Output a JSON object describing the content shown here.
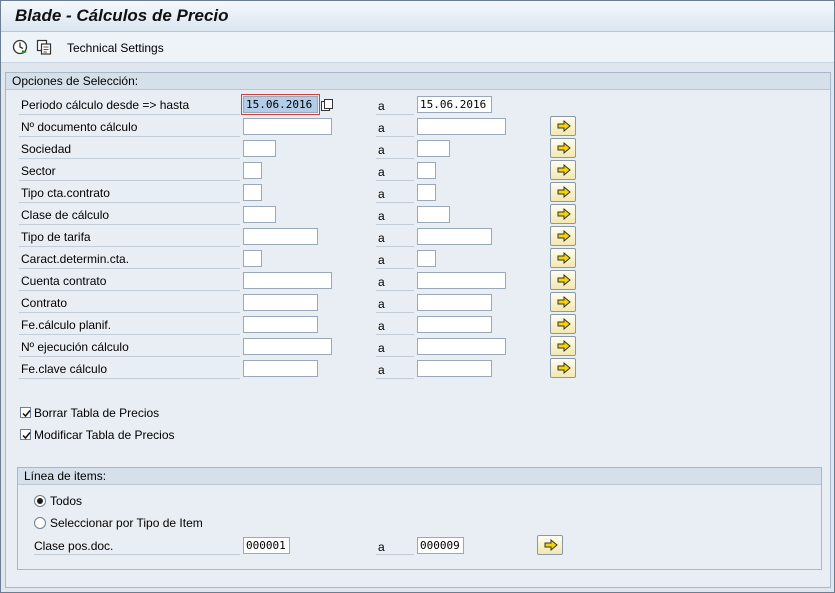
{
  "window": {
    "title": "Blade - Cálculos de Precio"
  },
  "toolbar": {
    "technical_settings": "Technical Settings"
  },
  "selection": {
    "title": "Opciones de Selección:",
    "to_label": "a",
    "rows": [
      {
        "label": "Periodo cálculo desde => hasta",
        "from": "15.06.2016",
        "to": "15.06.2016"
      },
      {
        "label": "Nº documento cálculo",
        "from": "",
        "to": ""
      },
      {
        "label": "Sociedad",
        "from": "",
        "to": ""
      },
      {
        "label": "Sector",
        "from": "",
        "to": ""
      },
      {
        "label": "Tipo cta.contrato",
        "from": "",
        "to": ""
      },
      {
        "label": "Clase de cálculo",
        "from": "",
        "to": ""
      },
      {
        "label": "Tipo de tarifa",
        "from": "",
        "to": ""
      },
      {
        "label": "Caract.determin.cta.",
        "from": "",
        "to": ""
      },
      {
        "label": "Cuenta contrato",
        "from": "",
        "to": ""
      },
      {
        "label": "Contrato",
        "from": "",
        "to": ""
      },
      {
        "label": "Fe.cálculo planif.",
        "from": "",
        "to": ""
      },
      {
        "label": "Nº ejecución cálculo",
        "from": "",
        "to": ""
      },
      {
        "label": "Fe.clave cálculo",
        "from": "",
        "to": ""
      }
    ]
  },
  "options": {
    "borrar_label": "Borrar Tabla de Precios",
    "borrar_checked": true,
    "modificar_label": "Modificar Tabla de Precios",
    "modificar_checked": true
  },
  "items": {
    "title": "Línea de items:",
    "radio_todos": "Todos",
    "radio_tipo": "Seleccionar por Tipo de Item",
    "selected": "todos",
    "clase_label": "Clase pos.doc.",
    "to_label": "a",
    "clase_from": "000001",
    "clase_to": "000009"
  },
  "colors": {
    "accent": "#f2e8b0",
    "active_field": "#b3cde8"
  }
}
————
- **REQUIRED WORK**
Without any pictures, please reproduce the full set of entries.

- **EXERCISE ANSWER**
Output a JSON object describing the content shown here.
{
  "window": {
    "title": "Blade - Cálculos de Precio"
  },
  "toolbar": {
    "technical_settings": "Technical Settings"
  },
  "selection": {
    "title": "Opciones de Selección:",
    "to_label": "a",
    "rows": [
      {
        "label": "Periodo cálculo desde => hasta",
        "from": "15.06.2016",
        "to": "15.06.2016"
      },
      {
        "label": "Nº documento cálculo",
        "from": "",
        "to": ""
      },
      {
        "label": "Sociedad",
        "from": "",
        "to": ""
      },
      {
        "label": "Sector",
        "from": "",
        "to": ""
      },
      {
        "label": "Tipo cta.contrato",
        "from": "",
        "to": ""
      },
      {
        "label": "Clase de cálculo",
        "from": "",
        "to": ""
      },
      {
        "label": "Tipo de tarifa",
        "from": "",
        "to": ""
      },
      {
        "label": "Caract.determin.cta.",
        "from": "",
        "to": ""
      },
      {
        "label": "Cuenta contrato",
        "from": "",
        "to": ""
      },
      {
        "label": "Contrato",
        "from": "",
        "to": ""
      },
      {
        "label": "Fe.cálculo planif.",
        "from": "",
        "to": ""
      },
      {
        "label": "Nº ejecución cálculo",
        "from": "",
        "to": ""
      },
      {
        "label": "Fe.clave cálculo",
        "from": "",
        "to": ""
      }
    ]
  },
  "options": {
    "borrar_label": "Borrar Tabla de Precios",
    "borrar_checked": true,
    "modificar_label": "Modificar Tabla de Precios",
    "modificar_checked": true
  },
  "items": {
    "title": "Línea de items:",
    "radio_todos": "Todos",
    "radio_tipo": "Seleccionar por Tipo de Item",
    "selected": "todos",
    "clase_label": "Clase pos.doc.",
    "to_label": "a",
    "clase_from": "000001",
    "clase_to": "000009"
  },
  "colors": {
    "accent": "#f2e8b0",
    "active_field": "#b3cde8"
  }
}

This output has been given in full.